— Available records —
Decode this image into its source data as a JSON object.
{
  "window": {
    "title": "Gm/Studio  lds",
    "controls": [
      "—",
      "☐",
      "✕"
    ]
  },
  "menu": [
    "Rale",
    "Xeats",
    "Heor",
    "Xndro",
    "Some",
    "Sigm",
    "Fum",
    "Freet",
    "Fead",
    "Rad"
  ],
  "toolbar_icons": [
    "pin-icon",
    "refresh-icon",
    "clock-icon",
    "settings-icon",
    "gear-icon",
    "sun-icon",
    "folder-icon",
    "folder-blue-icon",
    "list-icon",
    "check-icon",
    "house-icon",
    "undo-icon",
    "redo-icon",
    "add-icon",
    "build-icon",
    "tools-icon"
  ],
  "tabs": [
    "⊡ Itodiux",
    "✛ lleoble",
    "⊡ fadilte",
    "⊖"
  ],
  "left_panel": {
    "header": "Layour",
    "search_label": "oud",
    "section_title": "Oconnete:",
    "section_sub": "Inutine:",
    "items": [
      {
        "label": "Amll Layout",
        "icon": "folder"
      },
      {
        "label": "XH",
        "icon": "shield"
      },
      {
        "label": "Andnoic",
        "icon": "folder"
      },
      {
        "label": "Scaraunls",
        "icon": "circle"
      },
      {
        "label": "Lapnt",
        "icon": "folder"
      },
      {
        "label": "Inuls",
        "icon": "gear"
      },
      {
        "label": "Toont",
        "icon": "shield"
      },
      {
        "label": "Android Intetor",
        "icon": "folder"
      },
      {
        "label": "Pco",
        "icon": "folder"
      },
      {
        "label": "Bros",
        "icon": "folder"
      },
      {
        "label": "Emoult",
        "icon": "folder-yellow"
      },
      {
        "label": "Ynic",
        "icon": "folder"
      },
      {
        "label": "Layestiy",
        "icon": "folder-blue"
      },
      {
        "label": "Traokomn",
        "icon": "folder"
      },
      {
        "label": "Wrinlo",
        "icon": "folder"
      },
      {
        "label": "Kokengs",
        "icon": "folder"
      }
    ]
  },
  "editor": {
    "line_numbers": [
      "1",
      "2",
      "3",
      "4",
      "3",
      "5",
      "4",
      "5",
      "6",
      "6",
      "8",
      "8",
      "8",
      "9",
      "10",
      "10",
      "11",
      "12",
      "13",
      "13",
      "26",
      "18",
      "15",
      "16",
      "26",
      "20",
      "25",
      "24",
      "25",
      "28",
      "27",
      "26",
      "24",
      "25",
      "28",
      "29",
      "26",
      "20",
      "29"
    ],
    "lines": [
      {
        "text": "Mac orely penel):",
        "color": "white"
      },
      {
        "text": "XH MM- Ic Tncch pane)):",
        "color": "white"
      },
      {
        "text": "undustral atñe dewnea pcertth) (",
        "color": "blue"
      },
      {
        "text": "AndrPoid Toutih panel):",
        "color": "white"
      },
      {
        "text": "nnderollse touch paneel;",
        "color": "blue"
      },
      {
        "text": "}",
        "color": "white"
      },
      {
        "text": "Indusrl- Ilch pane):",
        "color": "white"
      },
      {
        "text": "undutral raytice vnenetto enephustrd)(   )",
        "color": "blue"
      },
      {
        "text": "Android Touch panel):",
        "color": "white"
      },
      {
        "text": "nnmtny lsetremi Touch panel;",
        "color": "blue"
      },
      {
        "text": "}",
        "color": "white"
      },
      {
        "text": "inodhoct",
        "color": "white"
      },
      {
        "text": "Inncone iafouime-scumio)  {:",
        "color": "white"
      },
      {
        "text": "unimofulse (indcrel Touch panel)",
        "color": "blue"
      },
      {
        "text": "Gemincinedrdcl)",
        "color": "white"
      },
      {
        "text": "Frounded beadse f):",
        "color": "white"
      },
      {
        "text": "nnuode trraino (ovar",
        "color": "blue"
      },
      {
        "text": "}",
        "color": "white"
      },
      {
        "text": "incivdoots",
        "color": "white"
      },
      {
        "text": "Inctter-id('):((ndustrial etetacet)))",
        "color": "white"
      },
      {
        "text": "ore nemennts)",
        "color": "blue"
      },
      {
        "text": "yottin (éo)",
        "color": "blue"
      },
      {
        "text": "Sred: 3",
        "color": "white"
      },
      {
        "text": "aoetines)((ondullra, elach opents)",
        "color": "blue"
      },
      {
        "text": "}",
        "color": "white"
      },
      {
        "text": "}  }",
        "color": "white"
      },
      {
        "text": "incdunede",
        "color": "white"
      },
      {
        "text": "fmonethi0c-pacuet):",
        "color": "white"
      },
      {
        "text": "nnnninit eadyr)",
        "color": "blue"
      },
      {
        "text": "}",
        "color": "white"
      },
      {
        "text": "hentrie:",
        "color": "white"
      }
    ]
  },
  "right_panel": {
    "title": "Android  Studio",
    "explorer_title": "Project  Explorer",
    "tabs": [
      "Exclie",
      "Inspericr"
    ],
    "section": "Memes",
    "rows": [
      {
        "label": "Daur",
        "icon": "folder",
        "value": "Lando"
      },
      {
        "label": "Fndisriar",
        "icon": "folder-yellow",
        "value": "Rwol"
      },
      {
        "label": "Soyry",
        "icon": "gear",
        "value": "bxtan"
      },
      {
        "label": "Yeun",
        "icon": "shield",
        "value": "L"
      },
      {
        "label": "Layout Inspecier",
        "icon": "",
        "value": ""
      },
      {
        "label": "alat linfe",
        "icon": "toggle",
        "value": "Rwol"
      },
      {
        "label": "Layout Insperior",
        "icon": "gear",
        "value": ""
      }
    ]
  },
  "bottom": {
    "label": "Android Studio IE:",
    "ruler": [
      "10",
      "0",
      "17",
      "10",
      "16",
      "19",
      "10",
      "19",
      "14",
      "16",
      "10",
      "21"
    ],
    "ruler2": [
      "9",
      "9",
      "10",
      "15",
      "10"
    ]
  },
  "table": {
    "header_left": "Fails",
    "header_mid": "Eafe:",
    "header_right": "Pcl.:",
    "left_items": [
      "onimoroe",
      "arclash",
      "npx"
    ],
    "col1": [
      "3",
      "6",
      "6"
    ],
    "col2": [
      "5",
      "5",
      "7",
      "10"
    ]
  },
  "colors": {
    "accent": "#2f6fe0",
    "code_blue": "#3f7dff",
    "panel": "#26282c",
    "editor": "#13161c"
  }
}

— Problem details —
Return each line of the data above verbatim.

— Output for this exercise —
Decode this image into its source data as a JSON object.
{
  "window": {
    "title": "Gm/Studio  lds",
    "controls": [
      "—",
      "☐",
      "✕"
    ]
  },
  "menu": [
    "Rale",
    "Xeats",
    "Heor",
    "Xndro",
    "Some",
    "Sigm",
    "Fum",
    "Freet",
    "Fead",
    "Rad"
  ],
  "toolbar_icons": [
    "pin-icon",
    "refresh-icon",
    "clock-icon",
    "settings-icon",
    "gear-icon",
    "sun-icon",
    "folder-icon",
    "folder-blue-icon",
    "list-icon",
    "check-icon",
    "house-icon",
    "undo-icon",
    "redo-icon",
    "add-icon",
    "build-icon",
    "tools-icon"
  ],
  "tabs": [
    "⊡ Itodiux",
    "✛ lleoble",
    "⊡ fadilte",
    "⊖"
  ],
  "left_panel": {
    "header": "Layour",
    "search_label": "oud",
    "section_title": "Oconnete:",
    "section_sub": "Inutine:",
    "items": [
      {
        "label": "Amll Layout",
        "icon": "folder"
      },
      {
        "label": "XH",
        "icon": "shield"
      },
      {
        "label": "Andnoic",
        "icon": "folder"
      },
      {
        "label": "Scaraunls",
        "icon": "circle"
      },
      {
        "label": "Lapnt",
        "icon": "folder"
      },
      {
        "label": "Inuls",
        "icon": "gear"
      },
      {
        "label": "Toont",
        "icon": "shield"
      },
      {
        "label": "Android Intetor",
        "icon": "folder"
      },
      {
        "label": "Pco",
        "icon": "folder"
      },
      {
        "label": "Bros",
        "icon": "folder"
      },
      {
        "label": "Emoult",
        "icon": "folder-yellow"
      },
      {
        "label": "Ynic",
        "icon": "folder"
      },
      {
        "label": "Layestiy",
        "icon": "folder-blue"
      },
      {
        "label": "Traokomn",
        "icon": "folder"
      },
      {
        "label": "Wrinlo",
        "icon": "folder"
      },
      {
        "label": "Kokengs",
        "icon": "folder"
      }
    ]
  },
  "editor": {
    "line_numbers": [
      "1",
      "2",
      "3",
      "4",
      "3",
      "5",
      "4",
      "5",
      "6",
      "6",
      "8",
      "8",
      "8",
      "9",
      "10",
      "10",
      "11",
      "12",
      "13",
      "13",
      "26",
      "18",
      "15",
      "16",
      "26",
      "20",
      "25",
      "24",
      "25",
      "28",
      "27",
      "26",
      "24",
      "25",
      "28",
      "29",
      "26",
      "20",
      "29"
    ],
    "lines": [
      {
        "text": "Mac orely penel):",
        "color": "white"
      },
      {
        "text": "XH MM- Ic Tncch pane)):",
        "color": "white"
      },
      {
        "text": "undustral atñe dewnea pcertth) (",
        "color": "blue"
      },
      {
        "text": "AndrPoid Toutih panel):",
        "color": "white"
      },
      {
        "text": "nnderollse touch paneel;",
        "color": "blue"
      },
      {
        "text": "}",
        "color": "white"
      },
      {
        "text": "Indusrl- Ilch pane):",
        "color": "white"
      },
      {
        "text": "undutral raytice vnenetto enephustrd)(   )",
        "color": "blue"
      },
      {
        "text": "Android Touch panel):",
        "color": "white"
      },
      {
        "text": "nnmtny lsetremi Touch panel;",
        "color": "blue"
      },
      {
        "text": "}",
        "color": "white"
      },
      {
        "text": "inodhoct",
        "color": "white"
      },
      {
        "text": "Inncone iafouime-scumio)  {:",
        "color": "white"
      },
      {
        "text": "unimofulse (indcrel Touch panel)",
        "color": "blue"
      },
      {
        "text": "Gemincinedrdcl)",
        "color": "white"
      },
      {
        "text": "Frounded beadse f):",
        "color": "white"
      },
      {
        "text": "nnuode trraino (ovar",
        "color": "blue"
      },
      {
        "text": "}",
        "color": "white"
      },
      {
        "text": "incivdoots",
        "color": "white"
      },
      {
        "text": "Inctter-id('):((ndustrial etetacet)))",
        "color": "white"
      },
      {
        "text": "ore nemennts)",
        "color": "blue"
      },
      {
        "text": "yottin (éo)",
        "color": "blue"
      },
      {
        "text": "Sred: 3",
        "color": "white"
      },
      {
        "text": "aoetines)((ondullra, elach opents)",
        "color": "blue"
      },
      {
        "text": "}",
        "color": "white"
      },
      {
        "text": "}  }",
        "color": "white"
      },
      {
        "text": "incdunede",
        "color": "white"
      },
      {
        "text": "fmonethi0c-pacuet):",
        "color": "white"
      },
      {
        "text": "nnnninit eadyr)",
        "color": "blue"
      },
      {
        "text": "}",
        "color": "white"
      },
      {
        "text": "hentrie:",
        "color": "white"
      }
    ]
  },
  "right_panel": {
    "title": "Android  Studio",
    "explorer_title": "Project  Explorer",
    "tabs": [
      "Exclie",
      "Inspericr"
    ],
    "section": "Memes",
    "rows": [
      {
        "label": "Daur",
        "icon": "folder",
        "value": "Lando"
      },
      {
        "label": "Fndisriar",
        "icon": "folder-yellow",
        "value": "Rwol"
      },
      {
        "label": "Soyry",
        "icon": "gear",
        "value": "bxtan"
      },
      {
        "label": "Yeun",
        "icon": "shield",
        "value": "L"
      },
      {
        "label": "Layout Inspecier",
        "icon": "",
        "value": ""
      },
      {
        "label": "alat linfe",
        "icon": "toggle",
        "value": "Rwol"
      },
      {
        "label": "Layout Insperior",
        "icon": "gear",
        "value": ""
      }
    ]
  },
  "bottom": {
    "label": "Android Studio IE:",
    "ruler": [
      "10",
      "0",
      "17",
      "10",
      "16",
      "19",
      "10",
      "19",
      "14",
      "16",
      "10",
      "21"
    ],
    "ruler2": [
      "9",
      "9",
      "10",
      "15",
      "10"
    ]
  },
  "table": {
    "header_left": "Fails",
    "header_mid": "Eafe:",
    "header_right": "Pcl.:",
    "left_items": [
      "onimoroe",
      "arclash",
      "npx"
    ],
    "col1": [
      "3",
      "6",
      "6"
    ],
    "col2": [
      "5",
      "5",
      "7",
      "10"
    ]
  },
  "colors": {
    "accent": "#2f6fe0",
    "code_blue": "#3f7dff",
    "panel": "#26282c",
    "editor": "#13161c"
  }
}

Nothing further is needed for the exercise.